As we are not allowed to carry liquids on planes we suggest you, at least bring an empty bottle. You can then be more vigilant about staying hydrated during the trip. Crew serve water/juice etc in those tiny cups and even two at a time is not enough. Drinking more for the 48 hours before your trip is also a smart idea. We have heard that some travelers have carried on frozen water as a non liquid; truly do not. Each time travelers play around with the rules, we put the airline in jeopardy of fines. And the crew in jeopardy of job losses. There are some other vague not really ‘rules’:like using the bathroom in your cabin (a practice not a rule), turning off electronics when asked ( a rule and rarely a practice-look around you!). But generally unless you truly feel harassed by staff, follow the rules. And if you do feel harassed to the point of needing to say something, here is what to do:
The Women’s Travel Group suggests: Look at the name of the staff member, record your flight info, time it happened. Add a grain of salt to your issue as staff is hard working, trained for your safety in a way you do not know, and have irregular life interrupting hours. As many of us are traveling solo, we might feel harassed with more sensitivity.
Here is what Consumer Reports suggests:
As the results of our survey on airline travel make clear, airline passengers are increasingly unhappy with the service they’re getting. If you feel you’ve been mistreated by an air carrier, here’s what to do.
File a complaint with an airline
The U.S. Department of Transportation provides detailed contact information for the largest domestic carriers.
If you file a complaint, be sure to include dates, times, airports, flight numbers, employee names, etc., and your contact information. Stick to the facts and try to keep it as brief as possible.
Suggest what you think would be fair compensation, bearing in mind that airlines are less likely to offer cash and much more likely to offer compensation toward a future flight.
File a complaint with the government
If the airline is unresponsive to your complaint, your next step is to contact the relevant federal agency.

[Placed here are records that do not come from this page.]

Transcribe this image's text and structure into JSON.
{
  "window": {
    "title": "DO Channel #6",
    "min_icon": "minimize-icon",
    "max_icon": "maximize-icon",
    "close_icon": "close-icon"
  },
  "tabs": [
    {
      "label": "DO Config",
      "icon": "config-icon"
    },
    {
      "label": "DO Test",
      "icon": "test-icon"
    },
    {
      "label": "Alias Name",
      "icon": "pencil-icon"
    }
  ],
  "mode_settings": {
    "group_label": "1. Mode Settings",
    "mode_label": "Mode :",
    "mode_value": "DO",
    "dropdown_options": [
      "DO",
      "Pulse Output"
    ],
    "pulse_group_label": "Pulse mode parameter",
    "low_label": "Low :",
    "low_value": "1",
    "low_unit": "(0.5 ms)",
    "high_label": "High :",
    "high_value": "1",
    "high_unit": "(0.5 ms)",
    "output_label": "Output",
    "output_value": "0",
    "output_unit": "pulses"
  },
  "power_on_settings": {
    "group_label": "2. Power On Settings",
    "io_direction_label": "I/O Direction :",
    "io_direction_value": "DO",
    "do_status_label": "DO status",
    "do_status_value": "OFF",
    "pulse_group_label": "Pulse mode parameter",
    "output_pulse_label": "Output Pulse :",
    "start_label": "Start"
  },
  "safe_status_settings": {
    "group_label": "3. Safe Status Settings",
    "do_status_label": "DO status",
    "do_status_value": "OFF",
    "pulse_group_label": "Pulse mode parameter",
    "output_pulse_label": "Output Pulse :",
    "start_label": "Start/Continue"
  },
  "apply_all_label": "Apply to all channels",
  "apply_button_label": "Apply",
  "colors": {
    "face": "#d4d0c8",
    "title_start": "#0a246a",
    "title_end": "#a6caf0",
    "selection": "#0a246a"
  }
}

Airline-service issues (other than safety or security)
These are handled by the DOT’s Aviation Consumer Protection Division. You can call (202-366-2220, line is open 24 hours a day) or write (Aviation Consumer Protection Division, C-75, U.S. Department of Transportation, 1200 New Jersey Ave. S.E., Washington, D.C. 20590), or file electronically.